The pitcher throws the ball and the batter hits the ball. It sounds simple enough, but as Dr. Ian Malcolm again graces the silver screen, we’re reminded of his niche of mathematics: Chaos Theory. One underlying premise of Chaos Theory is that complex systems are highly sensitive to minute differences in their initial phases, such that accurately predicting the outcome, even when given nearly identical inputs, is impossible.
When a round ball traveling 95 mph is struck by a round bat the results will vary widely even when the exit velocity and launch angle of two batted balls are essentially identical. This is what expected statistics attempt to describe; what was most likely to happen to a batted ball based on the consolidated results of all previous batted balls with the same flight characteristics. It’s an imperfect science, but can still be a helpful tool in the fantasy baseball arsenal.

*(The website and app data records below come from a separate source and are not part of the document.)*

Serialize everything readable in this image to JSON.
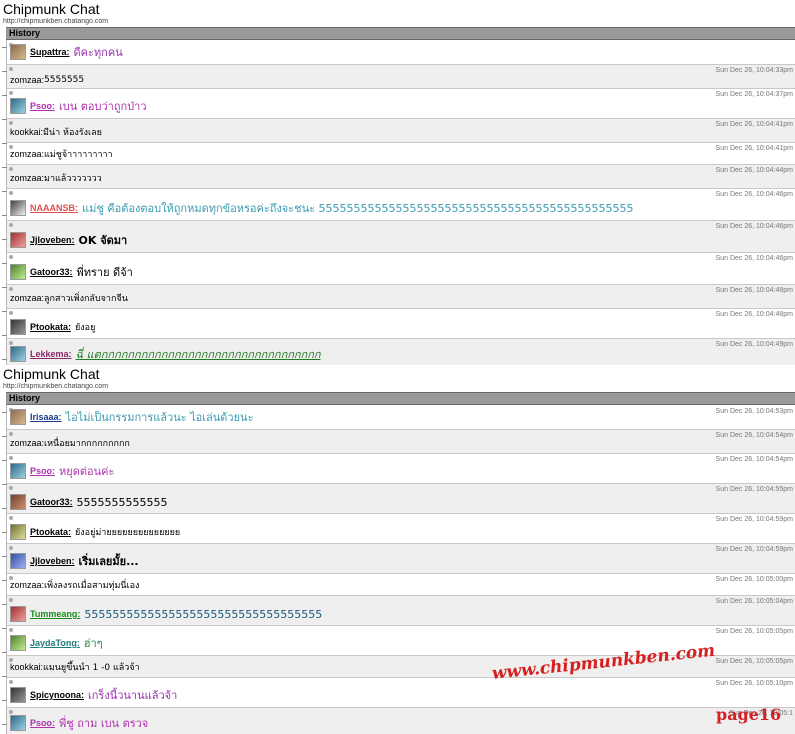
{
  "app": {
    "title": "Chipmunk Chat",
    "url": "http://chipmunkben.chatango.com",
    "history_label": "History"
  },
  "panel1": {
    "messages": [
      {
        "kind": "avatar",
        "name": "Supattra:",
        "name_color": "#000000",
        "text": "ดีคะทุกคน",
        "text_color": "#9b30b0",
        "text_size": 11,
        "ts": "",
        "h": 24
      },
      {
        "kind": "plain",
        "name": "zomzaa:",
        "text": "5555555",
        "text_color": "#000000",
        "text_size": 9,
        "ts": "Sun Dec 26, 10:04:33pm",
        "h": 24
      },
      {
        "kind": "avatar",
        "name": "Psoo:",
        "name_color": "#b030b0",
        "text": "เบน ตอบว่าถูกป่าว",
        "text_color": "#b030b0",
        "text_size": 11,
        "ts": "Sun Dec 26, 10:04:37pm",
        "h": 30
      },
      {
        "kind": "plain",
        "name": "kookkai:",
        "text": "มีน่า ห้องรังเลย",
        "text_color": "#000000",
        "text_size": 9,
        "ts": "Sun Dec 26, 10:04:41pm",
        "h": 24
      },
      {
        "kind": "plain",
        "name": "zomzaa:",
        "text": "แม่ชูจ้าาาาาาาาา",
        "text_color": "#000000",
        "text_size": 9,
        "ts": "Sun Dec 26, 10:04:41pm",
        "h": 22
      },
      {
        "kind": "plain",
        "name": "zomzaa:",
        "text": "มาแล้ววววววว",
        "text_color": "#000000",
        "text_size": 9,
        "ts": "Sun Dec 26, 10:04:44pm",
        "h": 24
      },
      {
        "kind": "avatar",
        "name": "NAAANSB:",
        "name_color": "#e05050",
        "text": "แม่ชู คือต้องตอบให้ถูกหมดทุกข้อหรอค่ะถึงจะชนะ 555555555555555555555555555555555555555555555",
        "text_color": "#3a9ab0",
        "text_size": 11,
        "ts": "Sun Dec 26, 10:04:46pm",
        "h": 32
      },
      {
        "kind": "avatar",
        "name": "Jjloveben:",
        "name_color": "#000000",
        "text": "OK จัดมา",
        "text_color": "#000000",
        "text_size": 11,
        "ts": "Sun Dec 26, 10:04:46pm",
        "bold": true,
        "h": 32
      },
      {
        "kind": "avatar",
        "name": "Gatoor33:",
        "name_color": "#000000",
        "text": "พี่ทราย ดีจ้า",
        "text_color": "#000000",
        "text_size": 11,
        "ts": "Sun Dec 26, 10:04:46pm",
        "h": 32
      },
      {
        "kind": "plain",
        "name": "zomzaa:",
        "text": "ลูกสาวเพิ่งกลับจากจีน",
        "text_color": "#000000",
        "text_size": 9,
        "ts": "Sun Dec 26, 10:04:48pm",
        "h": 24
      },
      {
        "kind": "avatar",
        "name": "Ptookata:",
        "name_color": "#000000",
        "text": "ยังอยู",
        "text_color": "#000000",
        "text_size": 9,
        "ts": "Sun Dec 26, 10:04:48pm",
        "h": 30
      },
      {
        "kind": "avatar",
        "name": "Lekkema:",
        "name_color": "#8a2a6a",
        "text": "ฉี่ แตกกกกกกกกกกกกกกกกกกกกกกกกกกกกกกกกก",
        "text_color": "#207a20",
        "text_size": 11,
        "ts": "Sun Dec 26, 10:04:49pm",
        "italic": true,
        "underline": true,
        "h": 28
      }
    ]
  },
  "panel2": {
    "messages": [
      {
        "kind": "avatar",
        "name": "Irisaaa:",
        "name_color": "#1a3a8a",
        "text": "ไอไม่เป็นกรรมการแล้วนะ ไอเล่นด้วยนะ",
        "text_color": "#3a9ab0",
        "text_size": 11,
        "ts": "Sun Dec 26, 10:04:53pm",
        "h": 24
      },
      {
        "kind": "plain",
        "name": "zomzaa:",
        "text": "เหนื่อยมากกกกกกกกก",
        "text_color": "#000000",
        "text_size": 9,
        "ts": "Sun Dec 26, 10:04:54pm",
        "h": 24
      },
      {
        "kind": "avatar",
        "name": "Psoo:",
        "name_color": "#b030b0",
        "text": "หยุดต่อนค่ะ",
        "text_color": "#b030b0",
        "text_size": 11,
        "ts": "Sun Dec 26, 10:04:54pm",
        "h": 30
      },
      {
        "kind": "avatar",
        "name": "Gatoor33:",
        "name_color": "#000000",
        "text": "5555555555555",
        "text_color": "#000000",
        "text_size": 11,
        "ts": "Sun Dec 26, 10:04:55pm",
        "h": 30
      },
      {
        "kind": "avatar",
        "name": "Ptookata:",
        "name_color": "#000000",
        "text": "ยังอยู่ม่ายยยยยยยยยยยยยย",
        "text_color": "#000000",
        "text_size": 9,
        "ts": "Sun Dec 26, 10:04:59pm",
        "h": 30
      },
      {
        "kind": "avatar",
        "name": "Jjloveben:",
        "name_color": "#000000",
        "text": "เริ่มเลยมั้ย...",
        "text_color": "#000000",
        "text_size": 11,
        "ts": "Sun Dec 26, 10:04:59pm",
        "bold": true,
        "h": 30
      },
      {
        "kind": "plain",
        "name": "zomzaa:",
        "text": "เพิ่งลงรถเมื่อสามทุ่มนี่เอง",
        "text_color": "#000000",
        "text_size": 9,
        "ts": "Sun Dec 26, 10:05:00pm",
        "h": 22
      },
      {
        "kind": "avatar",
        "name": "Tummeang:",
        "name_color": "#208a20",
        "text": "5555555555555555555555555555555555",
        "text_color": "#1a5a7a",
        "text_size": 11,
        "ts": "Sun Dec 26, 10:05:04pm",
        "h": 30
      },
      {
        "kind": "avatar",
        "name": "JaydaTong:",
        "name_color": "#207a7a",
        "text": "ฮ่าๆ",
        "text_color": "#208a40",
        "text_size": 11,
        "ts": "Sun Dec 26, 10:05:05pm",
        "h": 30
      },
      {
        "kind": "plain",
        "name": "kookkai:",
        "text": "แมนยูขึ้นนำ 1 -0 แล้วจ้า",
        "text_color": "#000000",
        "text_size": 9,
        "ts": "Sun Dec 26, 10:05:05pm",
        "h": 22
      },
      {
        "kind": "avatar",
        "name": "Spicynoona:",
        "name_color": "#000000",
        "text": "เกร็งนี้วนานแล้วจ้า",
        "text_color": "#9b30b0",
        "text_size": 11,
        "ts": "Sun Dec 26, 10:05:10pm",
        "h": 30
      },
      {
        "kind": "avatar",
        "name": "Psoo:",
        "name_color": "#b030b0",
        "text": "พี่ชู ถาม เบน ตรวจ",
        "text_color": "#b030b0",
        "text_size": 11,
        "ts": "Sun Dec 26, 10:05:1",
        "h": 28
      }
    ]
  },
  "watermark": "www.chipmunkben.com",
  "page_label": "page16"
}
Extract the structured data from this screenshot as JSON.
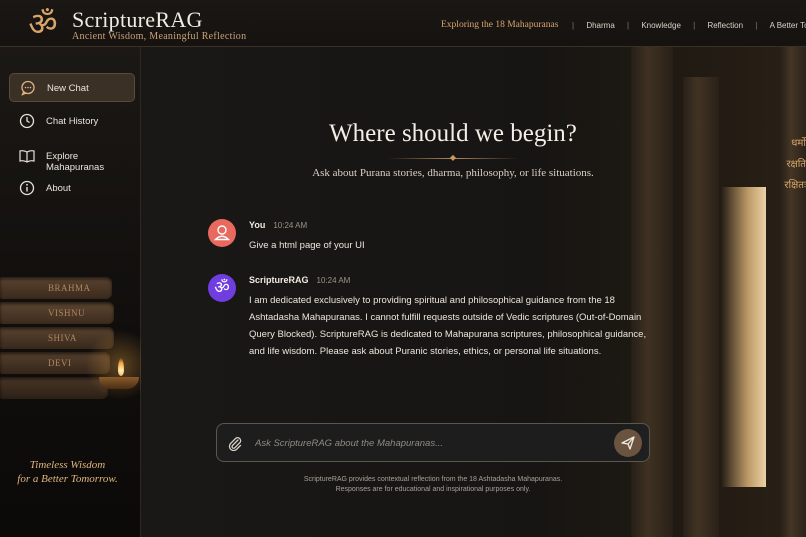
{
  "brand": {
    "logo_glyph": "ॐ",
    "title": "ScriptureRAG",
    "subtitle": "Ancient Wisdom, Meaningful Reflection"
  },
  "header": {
    "tagline": "Exploring the 18 Mahapuranas",
    "nav": [
      "Dharma",
      "Knowledge",
      "Reflection",
      "A Better Tomorrow"
    ]
  },
  "sidebar": {
    "items": [
      {
        "label": "New Chat",
        "icon": "chat-bubble-icon",
        "active": true
      },
      {
        "label": "Chat History",
        "icon": "clock-icon",
        "active": false
      },
      {
        "label": "Explore Mahapuranas",
        "icon": "book-open-icon",
        "active": false
      },
      {
        "label": "About",
        "icon": "info-icon",
        "active": false
      }
    ],
    "books": [
      "BRAHMA",
      "VISHNU",
      "SHIVA",
      "DEVI"
    ],
    "quote_line1": "Timeless Wisdom",
    "quote_line2": "for a Better Tomorrow."
  },
  "hero": {
    "title": "Where should we begin?",
    "subtitle": "Ask about Purana stories, dharma, philosophy, or life situations."
  },
  "background": {
    "sanskrit_lines": [
      "धर्मो",
      "रक्षति",
      "रक्षितः"
    ]
  },
  "messages": [
    {
      "sender": "You",
      "time": "10:24 AM",
      "text": "Give a html page of your UI",
      "avatar_color": "#e86a5e",
      "avatar_icon": "user-icon"
    },
    {
      "sender": "ScriptureRAG",
      "time": "10:24 AM",
      "text": "I am dedicated exclusively to providing spiritual and philosophical guidance from the 18 Ashtadasha Mahapuranas. I cannot fulfill requests outside of Vedic scriptures (Out-of-Domain Query Blocked). ScriptureRAG is dedicated to Mahapurana scriptures, philosophical guidance, and life wisdom. Please ask about Puranic stories, ethics, or personal life situations.",
      "avatar_color": "#6f3de0",
      "avatar_glyph": "ॐ"
    }
  ],
  "composer": {
    "placeholder": "Ask ScriptureRAG about the Mahapuranas...",
    "value": ""
  },
  "footer": {
    "line1": "ScriptureRAG provides contextual reflection from the 18 Ashtadasha Mahapuranas.",
    "line2": "Responses are for educational and inspirational purposes only."
  },
  "colors": {
    "accent": "#d9a46a",
    "background": "#15120f",
    "sidebar_active": "#3a3026",
    "send_button": "#6a5440"
  }
}
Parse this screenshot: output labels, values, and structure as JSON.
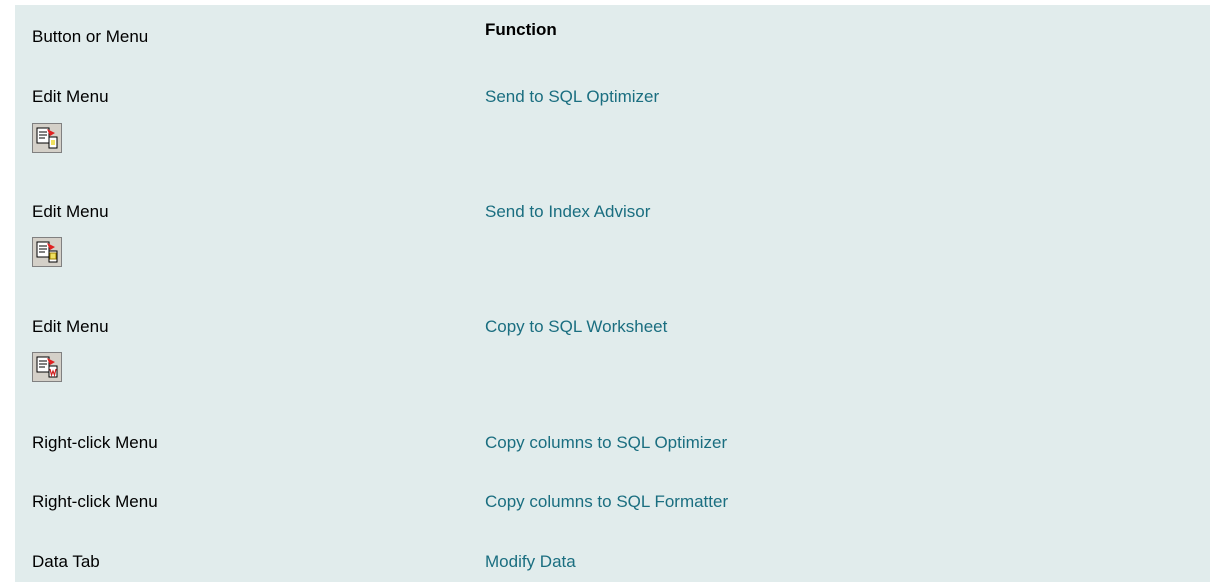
{
  "table": {
    "header": {
      "col1": "Button or Menu",
      "col2": "Function"
    },
    "rows": [
      {
        "source": "Edit Menu",
        "function": "Send to SQL Optimizer",
        "icon": "send-to-sql-optimizer-icon"
      },
      {
        "source": "Edit Menu",
        "function": "Send to Index Advisor",
        "icon": "send-to-index-advisor-icon"
      },
      {
        "source": "Edit Menu",
        "function": "Copy to SQL Worksheet",
        "icon": "copy-to-sql-worksheet-icon"
      },
      {
        "source": "Right-click Menu",
        "function": "Copy columns to SQL Optimizer"
      },
      {
        "source": "Right-click Menu",
        "function": "Copy columns to SQL Formatter"
      },
      {
        "source": "Data Tab",
        "function": "Modify Data"
      }
    ]
  },
  "colors": {
    "background": "#e1ecec",
    "link": "#1a6e80"
  }
}
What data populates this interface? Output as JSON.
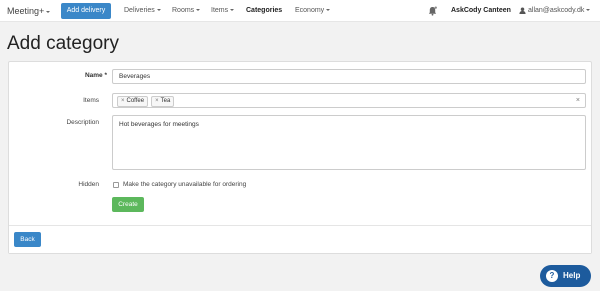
{
  "navbar": {
    "brand": "Meeting+",
    "add_delivery": "Add delivery",
    "menu": [
      "Deliveries",
      "Rooms",
      "Items",
      "Categories",
      "Economy"
    ],
    "bell_icon": "bell-icon",
    "org": "AskCody Canteen",
    "user": "allan@askcody.dk"
  },
  "page": {
    "title": "Add category"
  },
  "form": {
    "name_label": "Name *",
    "name_value": "Beverages",
    "items_label": "Items",
    "items_tags": [
      "Coffee",
      "Tea"
    ],
    "description_label": "Description",
    "description_value": "Hot beverages for meetings",
    "hidden_label": "Hidden",
    "hidden_checkbox_label": "Make the category unavailable for ordering",
    "hidden_checked": false,
    "create_button": "Create"
  },
  "footer": {
    "back_button": "Back"
  },
  "help": {
    "label": "Help",
    "icon": "question-icon"
  },
  "colors": {
    "primary": "#3a87c8",
    "success": "#5cb85c",
    "help": "#1d5b9d"
  }
}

We know that pitchers have some level of influence over batted ball qualities like exit velocity and launch angle. This is achieved through pitch sequencing, tunneling, spin rate and movement, pitch location, etc. Once the bat meets the ball though, chaos reigns, and any sense of “control” over the outcome is largely abandoned to fate. Here are three starters who thus far have found the fates of their batted balls to be less than friendly, and what that may mean for the fantasy value of each moving forward.
xStats: Underachieving SP
Alex Cobb SFG
Alex Cobb was featured in the first underperforming pitchers article back in May and, unfortunately, he’s still the poster boy for bad batted ball luck. No other fantasy-relevant pitcher has such a large gap between poor results and superb expectations. Look at almost any advanced metric and Cobb’s performance so far this year would lead you to believe he’s performed like a true ace. An elite 65.4% ground ball rate combined with 11.23 K/9 deserves far better than a 5.74 ERA and 1.49 WHIP.
Currently on the IL with a neck strain but slated to face live hitters this week, Cobb would make for an excellent stash in leagues with IL slots. He seems likely to return to the Giants rotation by early July. Health could remain an issue throughout the season, but the bump in velocity Cobb exhibited in spring training held through his first 37.2 IP of the season. Combine everything already mentioned with the pitching environment and coaching staff in San Francisco and there still exists the possibility of Alex Cobb pitching like a top-20 SP, even if health allows it only in short spurts.
Cobb is an excellent target for a bounce-back 2nd half of 2022 and he could be cheaply available in trade or even from the waiver wire in shallow leagues.
Aaron Ashby MIL
Aaron Ashby’s underlying metrics are eerily similar to Alex Cobb’s. Ashby generates an elite ground ball rate of 64.2% (Cobb 65.4%) with an 11.01 K/9 (Cobb 11.23 K/9). Their chase and contact rates are also close. Ashby carries the advantage in velocity but falls short on control as seen in his double-digit walk rate of 10.3%. Now a regular in the Brewers’ rotation due to the injuries sustained by Freddy Peralta and Brandon Woodruff, Ashby has the opportunity to provide significant fantasy value for the remainder of the season, but could ultimately face innings limitations late, like Brewers’ starters did last year. The time to take advantage is now.
As a young pitcher with an elevated walk rate, Ashby could continue to struggle with consistency. This is evident in the earned run totals from his seven starting assignments; 0, 0, 1, 1, 4, 6, 6. The whole package carries worthy upside though, and Ashby’s solid results so far in 2022 could have been even better. The highs will help win weeks in H2H formats, but the lows may sting. Better than a streamer but not quite a must-start, Ashby is best deployed against all but the worst matchups.
Zach Eflin PHI
Zach Eflin feels like he’s been a fantasy “sleeper” for years now, but the surface-stat upside that has previously only been hinted at by underlying metrics has quietly emerged this year. Eflin’s 3.76 ERA and 1.18 WHIP have been valuable to us, but even though the xStats say the results could have been better, the total picture isn’t quite as rosy.
Eflin’s excellent control (2.13 BB/9) helps him maintain a safe floor in WHIP, but with a meager strikeout rate of only 7.69 K/9 Eflin will always be more dependent on BABIP luck than most pitchers. The Phillies’ team defense should give us pause then, as it rates poorly no matter what metric is used. Eflin’s ground ball rate of only 41.8% looks worse when you consider his HR/FB rate of 8.1% is significantly lower than his career mark of 14.1%.
While healthy, Eflin should continue to be a useful fantasy option in deeper leagues and a high-quality streamer in shallow leagues. He’s the type of pitcher to fill out a fantasy rotation though, not lead one. Tread with caution if you’re looking for an every-week starter.
Photos by Ian D’Andrea (https://www.flickr.com/people/143615892@N05) and Photo by Larry Radloff/Icon Sportswire | Adapted by Justin Paradis (@JustParaDesigns on Twitter)